He said while China accounted for 18 percent of global Gross Domestic Product (GDP) in 2017, this was however projected to rise by a whopping six percentage points to reach 24 percent by 2040.
Barkindo also said the world oil demand was expected to rise from 97.2 million barrels per day (mbd) in 2017 to 111.7mbd in 2040, with China accounting for nearly 30 percent of that growth. China’s demand for oil, he noted is equally expected to rise from 12.3mbd in 2017 to 17.4mbd in 2040, or by 5.1mbd.
“This great country became the world’s biggest importer of crude oil in 2017, overtaking the US. In 2018, over 62 per cent of OPEC crude exports went to the Asia Pacific region, with the majority headed for China. So, as you can see, there are crucial ties between OPEC member countries and China which are critical for both of us.
“The percentage of oil in China’s fuel share is also expected to rise, going from 18 per cent in 2015 to 19.5 per cent in 2040, according to our WOO 2018. This means that although China has been making great leaps and bounds in the field of renewables, the need for oil will continue to grow significantly,” said Barkindo. He stated that the share of renewables and nuclear energy in China’s energy pie will also rise dramatically in that time, with nuclear energy going from 1.5 percent in 2015 to 7.4 percent in 2040, and other renewables, including solar and wind, up from 1.6 to 6.4 percent. Natural gas use, he added will also more than double to 11.3 percent. “What is clear is that all sources of energy are going to be required to meet China’s growing future needs, as you clearly elaborated during our joint meeting.

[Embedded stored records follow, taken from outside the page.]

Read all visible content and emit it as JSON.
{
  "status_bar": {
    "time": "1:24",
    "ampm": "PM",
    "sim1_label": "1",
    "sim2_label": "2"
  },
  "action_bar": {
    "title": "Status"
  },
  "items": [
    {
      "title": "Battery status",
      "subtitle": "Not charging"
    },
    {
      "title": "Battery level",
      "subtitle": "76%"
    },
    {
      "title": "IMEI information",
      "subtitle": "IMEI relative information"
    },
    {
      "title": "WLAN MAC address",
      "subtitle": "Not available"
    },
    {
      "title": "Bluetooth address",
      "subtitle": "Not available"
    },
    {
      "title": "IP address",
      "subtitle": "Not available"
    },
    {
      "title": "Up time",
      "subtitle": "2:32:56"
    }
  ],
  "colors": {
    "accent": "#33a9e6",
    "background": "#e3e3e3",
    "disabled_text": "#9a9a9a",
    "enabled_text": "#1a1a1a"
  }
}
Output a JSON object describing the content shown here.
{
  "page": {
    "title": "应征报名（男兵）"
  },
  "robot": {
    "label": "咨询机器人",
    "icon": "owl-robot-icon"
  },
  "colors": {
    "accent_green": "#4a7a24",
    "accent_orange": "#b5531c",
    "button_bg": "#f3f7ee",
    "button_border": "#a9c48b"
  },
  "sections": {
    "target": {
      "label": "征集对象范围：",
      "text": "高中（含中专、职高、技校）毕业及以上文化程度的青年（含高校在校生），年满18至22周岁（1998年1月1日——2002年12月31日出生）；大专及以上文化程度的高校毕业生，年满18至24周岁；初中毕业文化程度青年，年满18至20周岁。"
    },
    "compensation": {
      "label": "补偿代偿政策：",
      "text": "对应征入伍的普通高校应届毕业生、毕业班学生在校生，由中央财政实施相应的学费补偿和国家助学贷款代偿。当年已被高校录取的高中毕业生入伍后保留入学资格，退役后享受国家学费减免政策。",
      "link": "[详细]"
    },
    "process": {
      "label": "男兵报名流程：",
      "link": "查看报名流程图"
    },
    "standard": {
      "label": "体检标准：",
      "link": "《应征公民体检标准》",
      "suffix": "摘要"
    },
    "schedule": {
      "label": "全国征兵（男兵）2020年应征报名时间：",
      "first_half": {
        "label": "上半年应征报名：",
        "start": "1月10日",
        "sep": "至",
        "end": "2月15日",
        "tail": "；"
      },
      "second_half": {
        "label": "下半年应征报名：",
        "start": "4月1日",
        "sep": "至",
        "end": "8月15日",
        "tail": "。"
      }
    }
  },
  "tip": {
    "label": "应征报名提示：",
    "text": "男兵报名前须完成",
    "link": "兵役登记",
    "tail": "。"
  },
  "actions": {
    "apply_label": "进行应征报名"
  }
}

“This is confirmed by figures on China’s expected increase in per capita energy consumption over this time frame, which is expected to rise significantly from 16 barrels of oil equivalent to over 21 barrels of oil equivalent. “In the medium term, structural changes in the Chinese economy will affect oil demand, specifically slowing it in some sectors, such as industry and energy. However, strong oil demand is set to continue in the road transportation and aviation sectors, as the country’s expanding middle class gives rise to mobility needs, despite growth in the sale of alternative vehicles.
“China’s vehicle stock levels are expected to rise more than twice as fast as the rest of the world from 2017 to 2040 at 4.3 per cent per annum. Although the share of electrical vehicles in overall vehicle stocks will rise significantly, it comes from a low base, and internal combustion engines will by far continue to dominate,” he added.